> _PROBLEM REQUIREMENTS_: If a line in the data contains "Ahead", copy it out.

──────── THE RECORDS

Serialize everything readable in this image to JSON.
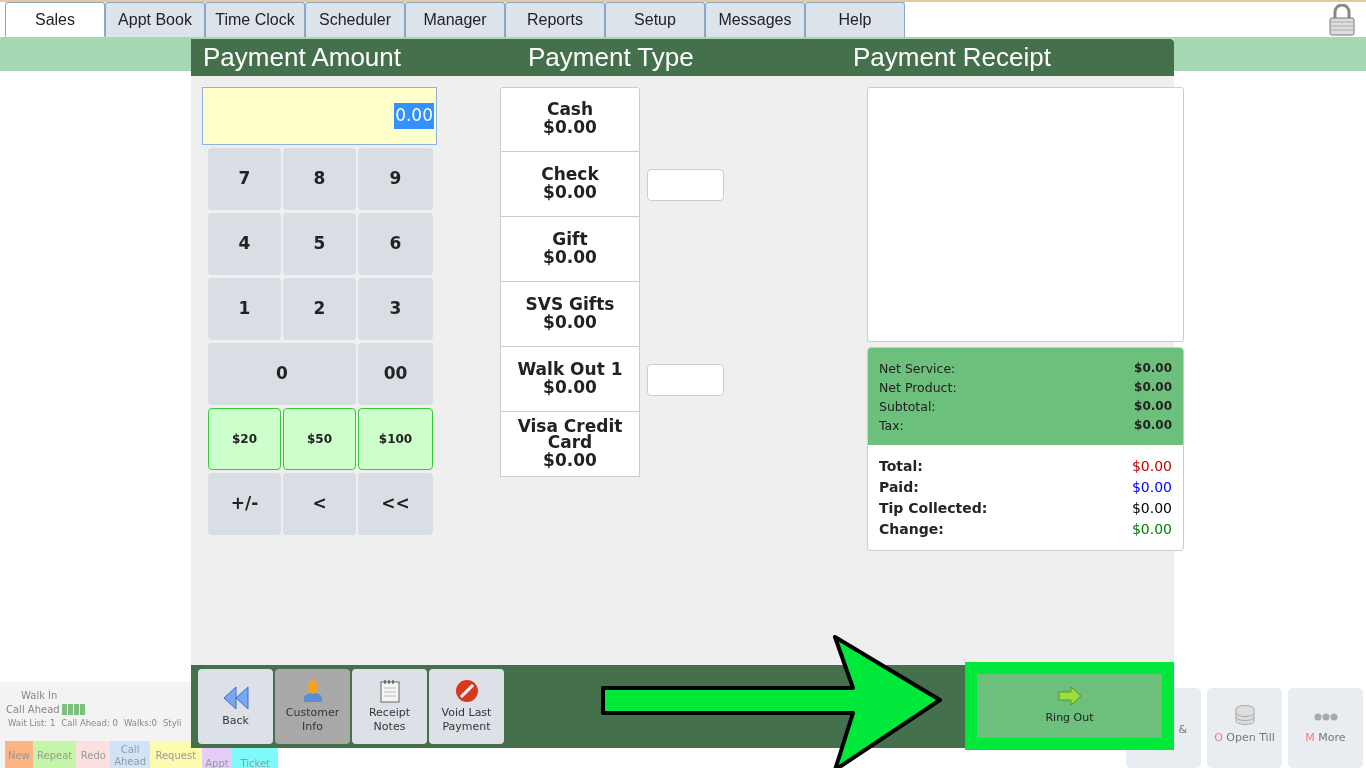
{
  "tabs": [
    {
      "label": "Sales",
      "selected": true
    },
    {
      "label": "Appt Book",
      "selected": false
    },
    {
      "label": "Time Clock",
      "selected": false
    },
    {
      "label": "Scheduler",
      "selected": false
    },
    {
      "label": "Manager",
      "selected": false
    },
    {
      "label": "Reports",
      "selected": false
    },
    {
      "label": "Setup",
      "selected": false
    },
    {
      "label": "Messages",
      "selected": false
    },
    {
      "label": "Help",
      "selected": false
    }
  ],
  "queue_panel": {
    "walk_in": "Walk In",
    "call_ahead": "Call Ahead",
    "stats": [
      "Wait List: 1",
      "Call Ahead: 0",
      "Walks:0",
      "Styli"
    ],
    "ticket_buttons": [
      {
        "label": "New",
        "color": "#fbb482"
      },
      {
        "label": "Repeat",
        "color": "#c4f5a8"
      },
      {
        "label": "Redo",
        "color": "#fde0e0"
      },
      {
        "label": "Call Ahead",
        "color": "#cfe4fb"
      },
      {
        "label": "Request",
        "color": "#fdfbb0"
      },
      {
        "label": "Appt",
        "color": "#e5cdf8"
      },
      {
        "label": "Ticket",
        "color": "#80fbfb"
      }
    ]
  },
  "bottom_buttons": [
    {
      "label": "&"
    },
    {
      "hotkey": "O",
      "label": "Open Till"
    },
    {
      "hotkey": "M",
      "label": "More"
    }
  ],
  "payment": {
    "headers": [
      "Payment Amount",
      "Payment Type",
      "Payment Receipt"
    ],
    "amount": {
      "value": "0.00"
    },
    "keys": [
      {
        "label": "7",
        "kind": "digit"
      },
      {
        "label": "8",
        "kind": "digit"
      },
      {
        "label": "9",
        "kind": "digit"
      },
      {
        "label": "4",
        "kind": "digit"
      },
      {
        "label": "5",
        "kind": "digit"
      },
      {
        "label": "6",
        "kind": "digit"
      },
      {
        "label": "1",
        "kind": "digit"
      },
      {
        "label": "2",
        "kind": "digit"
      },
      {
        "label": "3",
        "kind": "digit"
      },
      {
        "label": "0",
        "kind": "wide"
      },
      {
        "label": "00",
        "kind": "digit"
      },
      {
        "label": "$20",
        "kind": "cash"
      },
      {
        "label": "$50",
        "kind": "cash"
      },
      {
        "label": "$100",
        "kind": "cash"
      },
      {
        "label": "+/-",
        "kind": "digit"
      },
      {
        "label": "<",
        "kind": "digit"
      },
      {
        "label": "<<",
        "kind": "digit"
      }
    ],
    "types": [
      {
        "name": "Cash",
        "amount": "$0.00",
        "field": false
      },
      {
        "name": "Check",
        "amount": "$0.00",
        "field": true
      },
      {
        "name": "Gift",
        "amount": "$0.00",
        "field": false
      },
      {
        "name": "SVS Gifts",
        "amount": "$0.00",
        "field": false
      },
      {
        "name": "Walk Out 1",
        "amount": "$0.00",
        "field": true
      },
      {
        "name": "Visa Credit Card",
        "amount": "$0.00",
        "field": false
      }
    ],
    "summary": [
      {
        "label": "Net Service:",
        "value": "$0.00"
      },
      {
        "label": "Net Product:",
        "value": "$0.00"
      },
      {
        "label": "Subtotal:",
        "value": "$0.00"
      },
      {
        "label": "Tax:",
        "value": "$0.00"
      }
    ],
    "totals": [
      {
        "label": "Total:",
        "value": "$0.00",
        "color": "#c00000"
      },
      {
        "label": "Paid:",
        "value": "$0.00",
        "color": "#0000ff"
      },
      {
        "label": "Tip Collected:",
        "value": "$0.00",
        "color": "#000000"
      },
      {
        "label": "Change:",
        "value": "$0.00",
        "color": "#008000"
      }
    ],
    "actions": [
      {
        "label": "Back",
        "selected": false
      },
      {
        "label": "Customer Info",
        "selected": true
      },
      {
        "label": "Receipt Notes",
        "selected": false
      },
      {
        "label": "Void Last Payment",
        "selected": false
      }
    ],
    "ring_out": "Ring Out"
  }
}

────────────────
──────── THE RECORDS

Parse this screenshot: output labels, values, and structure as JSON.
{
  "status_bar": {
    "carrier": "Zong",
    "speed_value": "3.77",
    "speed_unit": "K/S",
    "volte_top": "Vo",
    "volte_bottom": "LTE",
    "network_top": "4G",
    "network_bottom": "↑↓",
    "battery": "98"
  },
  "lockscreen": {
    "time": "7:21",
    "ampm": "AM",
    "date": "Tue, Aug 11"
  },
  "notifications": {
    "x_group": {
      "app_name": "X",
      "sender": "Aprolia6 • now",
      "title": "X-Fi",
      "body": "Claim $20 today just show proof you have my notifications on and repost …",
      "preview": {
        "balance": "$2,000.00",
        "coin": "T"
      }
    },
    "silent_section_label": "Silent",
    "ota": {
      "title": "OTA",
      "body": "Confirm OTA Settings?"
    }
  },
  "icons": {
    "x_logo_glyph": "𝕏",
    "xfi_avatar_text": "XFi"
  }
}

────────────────

> _RESULT_:
    "call_ahead": "Call Ahead",
      "Call Ahead: 0",
        "label": "Call Ahead",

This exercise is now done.